## [Data to use]
□ □ □ □ □

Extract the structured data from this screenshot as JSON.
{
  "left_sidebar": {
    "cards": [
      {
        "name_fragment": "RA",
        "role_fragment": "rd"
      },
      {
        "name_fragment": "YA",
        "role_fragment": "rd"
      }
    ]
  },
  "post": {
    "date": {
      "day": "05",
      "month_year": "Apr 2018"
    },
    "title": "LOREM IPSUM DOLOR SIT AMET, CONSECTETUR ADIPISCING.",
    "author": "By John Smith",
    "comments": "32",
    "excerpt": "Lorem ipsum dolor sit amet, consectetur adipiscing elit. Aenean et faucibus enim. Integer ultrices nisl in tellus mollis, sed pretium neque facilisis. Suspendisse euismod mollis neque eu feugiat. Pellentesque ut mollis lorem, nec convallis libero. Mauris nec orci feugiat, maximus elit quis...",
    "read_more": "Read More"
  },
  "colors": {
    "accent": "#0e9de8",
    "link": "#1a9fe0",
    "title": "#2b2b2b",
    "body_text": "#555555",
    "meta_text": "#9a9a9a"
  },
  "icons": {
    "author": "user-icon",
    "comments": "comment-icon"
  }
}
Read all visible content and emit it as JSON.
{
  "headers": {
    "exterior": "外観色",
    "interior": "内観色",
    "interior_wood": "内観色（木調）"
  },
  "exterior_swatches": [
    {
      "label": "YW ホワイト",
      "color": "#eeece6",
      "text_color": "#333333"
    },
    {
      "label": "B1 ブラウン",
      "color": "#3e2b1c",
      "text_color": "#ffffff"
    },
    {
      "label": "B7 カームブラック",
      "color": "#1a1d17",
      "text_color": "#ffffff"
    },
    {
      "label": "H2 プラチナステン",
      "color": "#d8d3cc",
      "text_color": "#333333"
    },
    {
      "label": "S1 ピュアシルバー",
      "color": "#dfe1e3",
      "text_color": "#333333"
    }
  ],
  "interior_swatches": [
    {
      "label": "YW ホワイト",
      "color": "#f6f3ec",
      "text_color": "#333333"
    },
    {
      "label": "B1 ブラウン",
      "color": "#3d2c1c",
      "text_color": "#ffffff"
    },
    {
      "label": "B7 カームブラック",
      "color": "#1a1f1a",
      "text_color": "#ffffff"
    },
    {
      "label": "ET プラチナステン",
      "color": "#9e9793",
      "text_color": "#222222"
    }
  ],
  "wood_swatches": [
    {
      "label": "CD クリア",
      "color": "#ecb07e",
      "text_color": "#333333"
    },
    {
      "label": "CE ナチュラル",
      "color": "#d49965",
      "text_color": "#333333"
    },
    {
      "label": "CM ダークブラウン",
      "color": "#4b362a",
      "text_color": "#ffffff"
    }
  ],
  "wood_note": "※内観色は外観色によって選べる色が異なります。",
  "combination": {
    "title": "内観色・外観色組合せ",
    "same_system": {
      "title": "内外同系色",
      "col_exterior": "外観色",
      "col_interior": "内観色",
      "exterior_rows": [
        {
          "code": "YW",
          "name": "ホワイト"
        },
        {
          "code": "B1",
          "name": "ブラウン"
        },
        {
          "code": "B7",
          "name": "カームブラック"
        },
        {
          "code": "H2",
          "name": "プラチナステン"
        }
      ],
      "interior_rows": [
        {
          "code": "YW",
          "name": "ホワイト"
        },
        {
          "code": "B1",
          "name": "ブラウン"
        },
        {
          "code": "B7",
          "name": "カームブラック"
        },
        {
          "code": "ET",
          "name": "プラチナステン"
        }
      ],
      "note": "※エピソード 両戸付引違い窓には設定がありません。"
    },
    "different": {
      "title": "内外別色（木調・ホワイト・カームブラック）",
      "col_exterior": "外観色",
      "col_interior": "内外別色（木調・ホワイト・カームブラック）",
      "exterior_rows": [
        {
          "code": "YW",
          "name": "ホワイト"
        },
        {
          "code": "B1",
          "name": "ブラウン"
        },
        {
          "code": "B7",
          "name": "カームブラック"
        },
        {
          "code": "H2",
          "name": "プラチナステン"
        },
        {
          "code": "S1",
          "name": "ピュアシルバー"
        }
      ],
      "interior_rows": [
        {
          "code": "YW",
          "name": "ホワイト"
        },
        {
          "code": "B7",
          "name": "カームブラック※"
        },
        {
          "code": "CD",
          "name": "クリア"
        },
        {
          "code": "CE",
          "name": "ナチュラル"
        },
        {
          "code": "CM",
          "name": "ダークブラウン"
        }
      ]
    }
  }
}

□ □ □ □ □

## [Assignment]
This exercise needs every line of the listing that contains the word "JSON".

## [Answer area]
Extract the structured data from this screenshot as JSON.
Read all visible content and emit it as JSON.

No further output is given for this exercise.